That’s not the same as hurrying, of course.Â Hurrying is when you’re struggling to go over your maximum speed.Â Hurrying usually results in feeling tense, not to mention sloppy technique.Â People who decry focusing on speed while weaving usually associate speed with hurrying.Â To me, speed is valuable, but it’s best approached obliquely, by fixing technique; then speed will follow, and you won’t have to hurry.
(I am reminded of a day from the time I spent working at Ben & Jerry’s.Â I was the only employee in the shop, it was a holiday (Christmas I think), and a swarm of people had just appeared.Â For the next two hours, I had a line out the door.Â But I didn’t stress.Â I worked as fast and as smoothly as possible, and somewhere around the end of the first half-hour, as I was chatting up the customer while reaching for an ice cream cup with one hand, scooping ice cream with the other hand, and closing the refrigerator with a foot, she asked, “How can you be so unflustered?Â You’re the only one in the shop and there’s a line out the door!”
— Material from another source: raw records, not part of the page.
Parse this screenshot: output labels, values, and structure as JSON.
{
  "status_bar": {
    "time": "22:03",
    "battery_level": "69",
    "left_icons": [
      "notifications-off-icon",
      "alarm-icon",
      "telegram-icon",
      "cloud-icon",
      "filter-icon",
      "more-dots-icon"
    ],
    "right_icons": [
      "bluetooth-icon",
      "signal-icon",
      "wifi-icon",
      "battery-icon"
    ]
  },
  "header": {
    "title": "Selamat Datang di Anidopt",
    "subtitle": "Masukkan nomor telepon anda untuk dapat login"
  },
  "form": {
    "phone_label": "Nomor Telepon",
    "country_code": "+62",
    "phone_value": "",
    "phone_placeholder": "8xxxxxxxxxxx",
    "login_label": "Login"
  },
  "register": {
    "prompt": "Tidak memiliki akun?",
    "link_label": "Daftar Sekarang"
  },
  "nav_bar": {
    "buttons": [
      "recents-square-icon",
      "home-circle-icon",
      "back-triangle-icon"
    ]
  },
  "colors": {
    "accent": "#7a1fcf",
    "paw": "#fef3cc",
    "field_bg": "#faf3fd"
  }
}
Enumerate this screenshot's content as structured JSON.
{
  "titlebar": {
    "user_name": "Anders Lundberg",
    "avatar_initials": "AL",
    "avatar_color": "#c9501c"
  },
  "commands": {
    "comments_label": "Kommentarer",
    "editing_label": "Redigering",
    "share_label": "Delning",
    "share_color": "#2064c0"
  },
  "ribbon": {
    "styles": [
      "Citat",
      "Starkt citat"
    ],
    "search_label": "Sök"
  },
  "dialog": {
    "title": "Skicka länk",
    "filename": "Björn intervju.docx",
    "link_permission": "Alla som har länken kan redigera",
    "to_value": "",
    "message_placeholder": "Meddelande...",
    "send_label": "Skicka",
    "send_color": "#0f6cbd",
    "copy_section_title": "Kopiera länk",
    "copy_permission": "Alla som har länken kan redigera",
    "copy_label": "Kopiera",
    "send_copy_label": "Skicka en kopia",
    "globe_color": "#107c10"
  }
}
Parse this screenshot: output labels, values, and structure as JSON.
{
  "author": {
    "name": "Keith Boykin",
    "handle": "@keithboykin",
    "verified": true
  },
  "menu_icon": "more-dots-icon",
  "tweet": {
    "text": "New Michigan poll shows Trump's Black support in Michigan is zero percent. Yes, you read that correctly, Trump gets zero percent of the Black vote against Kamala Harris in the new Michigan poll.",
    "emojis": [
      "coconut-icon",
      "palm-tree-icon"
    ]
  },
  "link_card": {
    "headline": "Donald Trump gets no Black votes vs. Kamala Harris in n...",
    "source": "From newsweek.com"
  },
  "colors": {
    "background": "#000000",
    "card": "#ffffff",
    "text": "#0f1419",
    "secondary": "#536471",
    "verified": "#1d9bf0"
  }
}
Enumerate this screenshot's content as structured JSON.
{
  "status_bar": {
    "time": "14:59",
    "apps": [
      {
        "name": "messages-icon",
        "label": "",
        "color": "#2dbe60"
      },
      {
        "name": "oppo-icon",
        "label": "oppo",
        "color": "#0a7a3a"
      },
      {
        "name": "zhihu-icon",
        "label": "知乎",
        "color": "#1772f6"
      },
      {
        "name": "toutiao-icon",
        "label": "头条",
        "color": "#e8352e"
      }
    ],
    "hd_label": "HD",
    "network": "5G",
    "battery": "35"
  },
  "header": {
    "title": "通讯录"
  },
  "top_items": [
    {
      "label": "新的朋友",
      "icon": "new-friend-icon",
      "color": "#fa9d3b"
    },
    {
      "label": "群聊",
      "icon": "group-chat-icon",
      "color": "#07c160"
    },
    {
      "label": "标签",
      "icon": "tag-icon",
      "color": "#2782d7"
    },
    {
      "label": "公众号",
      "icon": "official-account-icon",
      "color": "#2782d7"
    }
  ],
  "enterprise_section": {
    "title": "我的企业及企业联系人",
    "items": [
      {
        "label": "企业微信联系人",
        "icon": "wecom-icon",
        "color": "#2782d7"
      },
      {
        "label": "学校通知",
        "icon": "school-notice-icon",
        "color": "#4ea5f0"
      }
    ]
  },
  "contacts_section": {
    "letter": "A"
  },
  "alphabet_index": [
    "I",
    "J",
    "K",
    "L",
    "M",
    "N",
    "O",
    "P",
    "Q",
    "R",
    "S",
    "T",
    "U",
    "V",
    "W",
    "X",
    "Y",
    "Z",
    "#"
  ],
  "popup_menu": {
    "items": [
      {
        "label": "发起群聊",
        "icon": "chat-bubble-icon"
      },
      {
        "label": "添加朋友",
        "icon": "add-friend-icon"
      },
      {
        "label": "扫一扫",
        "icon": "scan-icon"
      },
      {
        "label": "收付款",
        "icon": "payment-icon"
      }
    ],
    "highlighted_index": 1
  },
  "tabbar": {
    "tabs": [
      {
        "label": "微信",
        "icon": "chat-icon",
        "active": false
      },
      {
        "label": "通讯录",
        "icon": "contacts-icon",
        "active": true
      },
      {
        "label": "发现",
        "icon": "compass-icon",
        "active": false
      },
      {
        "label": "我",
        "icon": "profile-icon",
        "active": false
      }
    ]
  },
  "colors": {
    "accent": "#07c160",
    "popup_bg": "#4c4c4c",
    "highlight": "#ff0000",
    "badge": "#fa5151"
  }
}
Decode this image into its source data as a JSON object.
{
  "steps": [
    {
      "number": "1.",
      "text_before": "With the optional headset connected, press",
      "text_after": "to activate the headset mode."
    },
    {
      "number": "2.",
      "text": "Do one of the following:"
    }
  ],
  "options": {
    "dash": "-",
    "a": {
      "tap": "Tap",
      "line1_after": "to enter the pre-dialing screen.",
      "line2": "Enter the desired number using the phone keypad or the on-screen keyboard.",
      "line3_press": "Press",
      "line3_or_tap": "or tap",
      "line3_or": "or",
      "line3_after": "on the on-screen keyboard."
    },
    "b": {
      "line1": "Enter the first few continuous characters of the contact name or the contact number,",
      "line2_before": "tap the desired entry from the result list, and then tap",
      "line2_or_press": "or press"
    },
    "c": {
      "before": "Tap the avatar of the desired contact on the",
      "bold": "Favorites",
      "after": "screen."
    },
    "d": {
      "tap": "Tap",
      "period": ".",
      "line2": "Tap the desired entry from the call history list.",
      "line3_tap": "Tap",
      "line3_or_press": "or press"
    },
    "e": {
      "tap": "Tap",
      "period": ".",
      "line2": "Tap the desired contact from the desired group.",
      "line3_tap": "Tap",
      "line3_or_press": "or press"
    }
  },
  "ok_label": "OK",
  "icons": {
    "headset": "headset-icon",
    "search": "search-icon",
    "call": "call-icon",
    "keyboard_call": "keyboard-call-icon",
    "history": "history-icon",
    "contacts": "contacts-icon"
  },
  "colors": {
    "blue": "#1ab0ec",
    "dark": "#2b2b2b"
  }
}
I replied, “Well, I know exactly how fast I can scoop, and I know I can’t scoop any faster than that, so I’m doing what I can, and not worrying about the rest.”Â I was working hard, and fast, but I was not hurrying.)
Anyway – speed and hurrying aside – I am making good progress.Â The end of the warp is in sight – I estimate I’ll only be able to weave another 2 yards.Â That will give me about 10.5 yards of cloth before wet-finishing.Â I’m estimating about a yard of loom waste, so I lost about a yard and a half to take-up and adjustment of the bouts while tying on.Â That’s pretty substantial, so I’m wondering if I made a mistake in my numbers somewhere.Â Nonetheless, it will be plenty (and then some!) for the coat.Â I may have enough left over to make something else!